:: Data about app and page elements ::
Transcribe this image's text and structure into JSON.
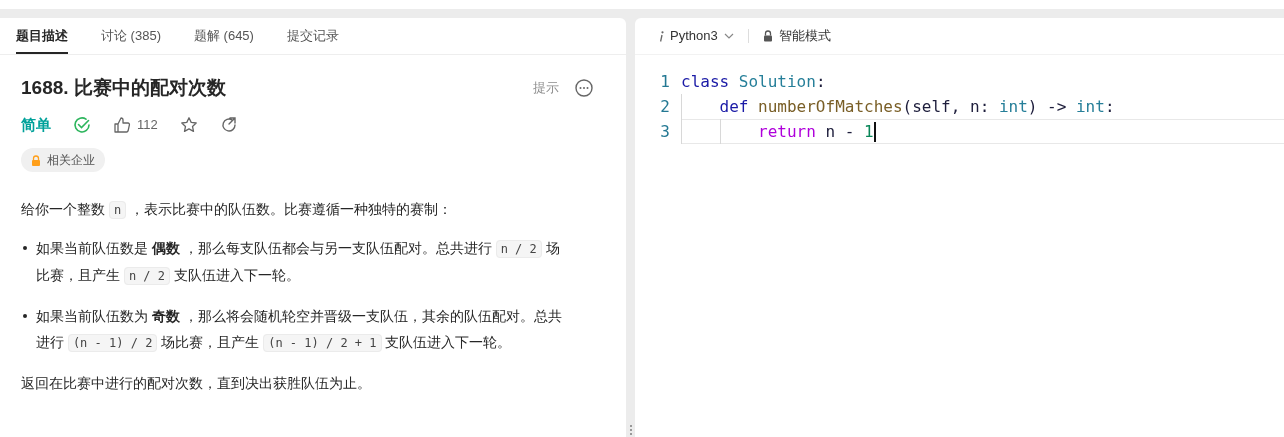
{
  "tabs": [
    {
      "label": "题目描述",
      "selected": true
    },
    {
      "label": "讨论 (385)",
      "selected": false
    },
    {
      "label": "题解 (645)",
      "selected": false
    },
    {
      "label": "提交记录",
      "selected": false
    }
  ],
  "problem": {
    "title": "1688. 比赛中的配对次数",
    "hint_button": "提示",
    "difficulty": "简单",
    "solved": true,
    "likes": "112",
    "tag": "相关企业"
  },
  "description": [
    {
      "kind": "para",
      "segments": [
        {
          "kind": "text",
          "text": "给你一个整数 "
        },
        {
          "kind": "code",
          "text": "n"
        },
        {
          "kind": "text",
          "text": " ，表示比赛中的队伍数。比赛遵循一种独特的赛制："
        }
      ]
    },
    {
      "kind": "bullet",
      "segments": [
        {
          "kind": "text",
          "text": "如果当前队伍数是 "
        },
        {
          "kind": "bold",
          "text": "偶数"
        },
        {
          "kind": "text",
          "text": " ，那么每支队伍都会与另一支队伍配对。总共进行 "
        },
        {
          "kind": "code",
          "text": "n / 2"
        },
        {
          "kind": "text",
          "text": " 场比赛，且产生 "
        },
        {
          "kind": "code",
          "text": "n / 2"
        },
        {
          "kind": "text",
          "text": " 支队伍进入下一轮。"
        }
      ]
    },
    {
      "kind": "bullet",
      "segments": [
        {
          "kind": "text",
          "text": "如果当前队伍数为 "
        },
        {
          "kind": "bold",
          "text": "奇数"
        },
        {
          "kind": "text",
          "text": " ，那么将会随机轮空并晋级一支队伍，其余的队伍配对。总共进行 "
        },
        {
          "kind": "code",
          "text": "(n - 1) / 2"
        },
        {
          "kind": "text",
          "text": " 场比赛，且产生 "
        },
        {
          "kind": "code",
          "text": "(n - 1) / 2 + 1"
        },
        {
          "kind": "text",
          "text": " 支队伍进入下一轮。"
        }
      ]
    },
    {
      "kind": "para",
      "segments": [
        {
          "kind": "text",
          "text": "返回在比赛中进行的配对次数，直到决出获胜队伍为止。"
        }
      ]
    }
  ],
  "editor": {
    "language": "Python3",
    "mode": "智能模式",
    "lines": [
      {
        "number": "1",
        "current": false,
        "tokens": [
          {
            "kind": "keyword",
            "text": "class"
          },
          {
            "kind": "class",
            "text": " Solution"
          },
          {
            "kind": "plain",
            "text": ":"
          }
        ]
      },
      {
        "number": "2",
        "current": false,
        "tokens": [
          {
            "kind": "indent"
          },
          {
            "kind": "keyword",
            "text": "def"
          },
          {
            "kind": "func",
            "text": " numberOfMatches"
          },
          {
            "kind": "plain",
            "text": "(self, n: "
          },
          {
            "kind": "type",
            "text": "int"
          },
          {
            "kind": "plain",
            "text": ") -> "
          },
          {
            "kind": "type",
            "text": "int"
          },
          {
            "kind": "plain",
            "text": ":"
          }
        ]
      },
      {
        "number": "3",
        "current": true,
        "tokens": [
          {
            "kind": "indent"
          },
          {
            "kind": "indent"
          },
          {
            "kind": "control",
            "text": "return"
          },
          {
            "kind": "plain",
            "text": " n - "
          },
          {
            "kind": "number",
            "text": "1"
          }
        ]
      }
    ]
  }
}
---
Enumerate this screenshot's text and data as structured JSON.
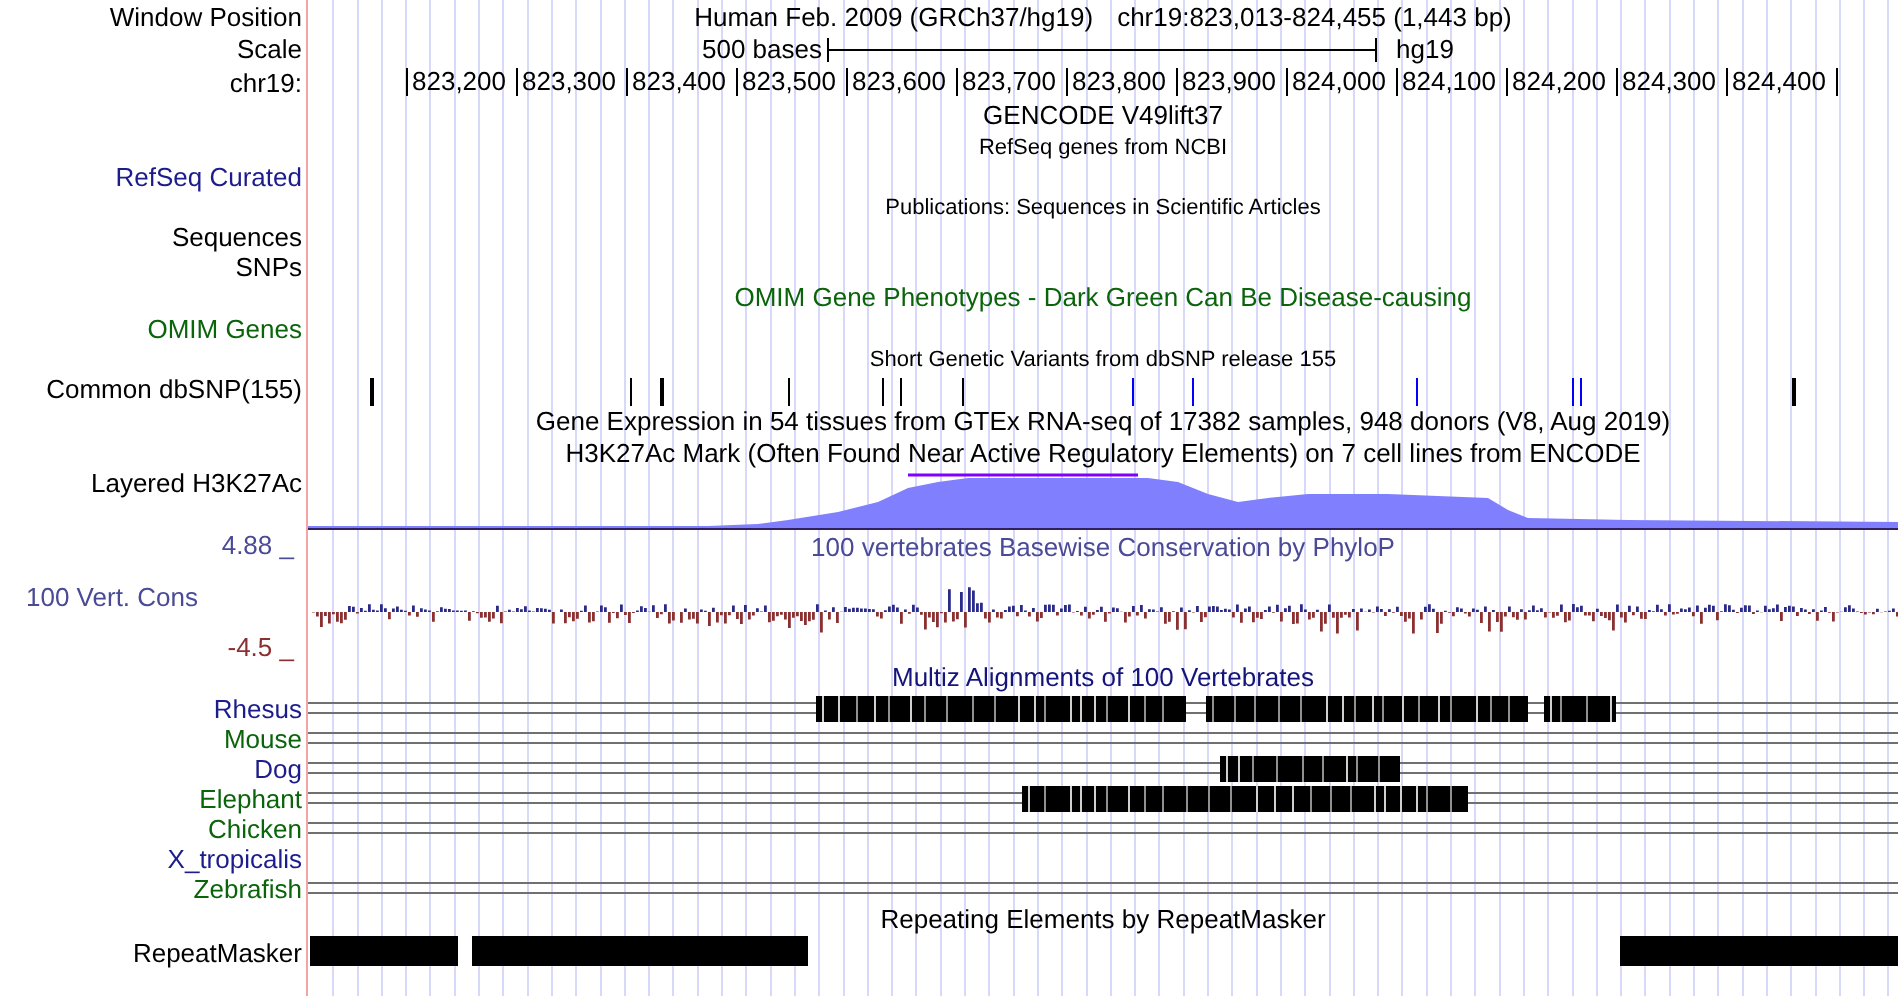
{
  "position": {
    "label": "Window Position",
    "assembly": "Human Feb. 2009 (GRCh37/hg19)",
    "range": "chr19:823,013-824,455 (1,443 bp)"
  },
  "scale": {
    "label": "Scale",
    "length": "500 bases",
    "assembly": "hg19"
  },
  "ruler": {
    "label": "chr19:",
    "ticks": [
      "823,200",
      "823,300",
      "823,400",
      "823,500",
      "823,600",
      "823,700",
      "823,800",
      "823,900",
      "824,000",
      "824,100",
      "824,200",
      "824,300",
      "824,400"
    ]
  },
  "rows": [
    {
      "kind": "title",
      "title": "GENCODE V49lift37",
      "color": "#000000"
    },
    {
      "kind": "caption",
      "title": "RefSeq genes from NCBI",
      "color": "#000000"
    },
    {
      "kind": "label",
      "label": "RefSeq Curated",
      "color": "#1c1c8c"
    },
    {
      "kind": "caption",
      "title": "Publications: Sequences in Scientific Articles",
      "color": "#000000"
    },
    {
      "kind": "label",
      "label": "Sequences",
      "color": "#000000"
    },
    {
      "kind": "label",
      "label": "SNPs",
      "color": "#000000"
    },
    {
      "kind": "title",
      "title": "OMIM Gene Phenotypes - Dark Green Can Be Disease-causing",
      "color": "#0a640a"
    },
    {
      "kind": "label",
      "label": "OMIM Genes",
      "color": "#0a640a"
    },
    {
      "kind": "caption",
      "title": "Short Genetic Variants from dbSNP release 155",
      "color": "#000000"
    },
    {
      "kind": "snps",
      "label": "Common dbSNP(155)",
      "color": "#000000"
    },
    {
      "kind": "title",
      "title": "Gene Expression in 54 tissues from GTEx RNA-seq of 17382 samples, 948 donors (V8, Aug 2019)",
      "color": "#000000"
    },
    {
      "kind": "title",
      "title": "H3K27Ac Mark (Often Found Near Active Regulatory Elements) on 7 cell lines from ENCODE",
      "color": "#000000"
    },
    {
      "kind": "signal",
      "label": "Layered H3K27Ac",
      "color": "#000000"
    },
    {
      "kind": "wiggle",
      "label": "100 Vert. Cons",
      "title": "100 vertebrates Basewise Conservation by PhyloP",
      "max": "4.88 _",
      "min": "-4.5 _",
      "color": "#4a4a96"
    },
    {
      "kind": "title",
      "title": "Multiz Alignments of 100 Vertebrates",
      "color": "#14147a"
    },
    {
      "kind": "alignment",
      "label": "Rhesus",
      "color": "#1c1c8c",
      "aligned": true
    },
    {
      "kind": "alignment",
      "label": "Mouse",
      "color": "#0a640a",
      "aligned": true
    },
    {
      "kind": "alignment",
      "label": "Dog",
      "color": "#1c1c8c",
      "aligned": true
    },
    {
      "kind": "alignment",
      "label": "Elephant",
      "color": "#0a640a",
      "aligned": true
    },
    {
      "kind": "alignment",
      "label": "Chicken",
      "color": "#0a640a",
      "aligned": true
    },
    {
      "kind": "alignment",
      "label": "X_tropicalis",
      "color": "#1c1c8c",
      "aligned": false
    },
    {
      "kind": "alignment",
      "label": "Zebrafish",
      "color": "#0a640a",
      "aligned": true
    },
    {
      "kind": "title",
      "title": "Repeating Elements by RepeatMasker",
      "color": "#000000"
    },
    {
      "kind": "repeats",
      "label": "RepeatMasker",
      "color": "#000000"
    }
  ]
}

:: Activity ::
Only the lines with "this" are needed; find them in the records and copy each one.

:: Response below ::
Transcribe this image's text and structure into JSON.
Enumerate this screenshot's text and data as structured JSON.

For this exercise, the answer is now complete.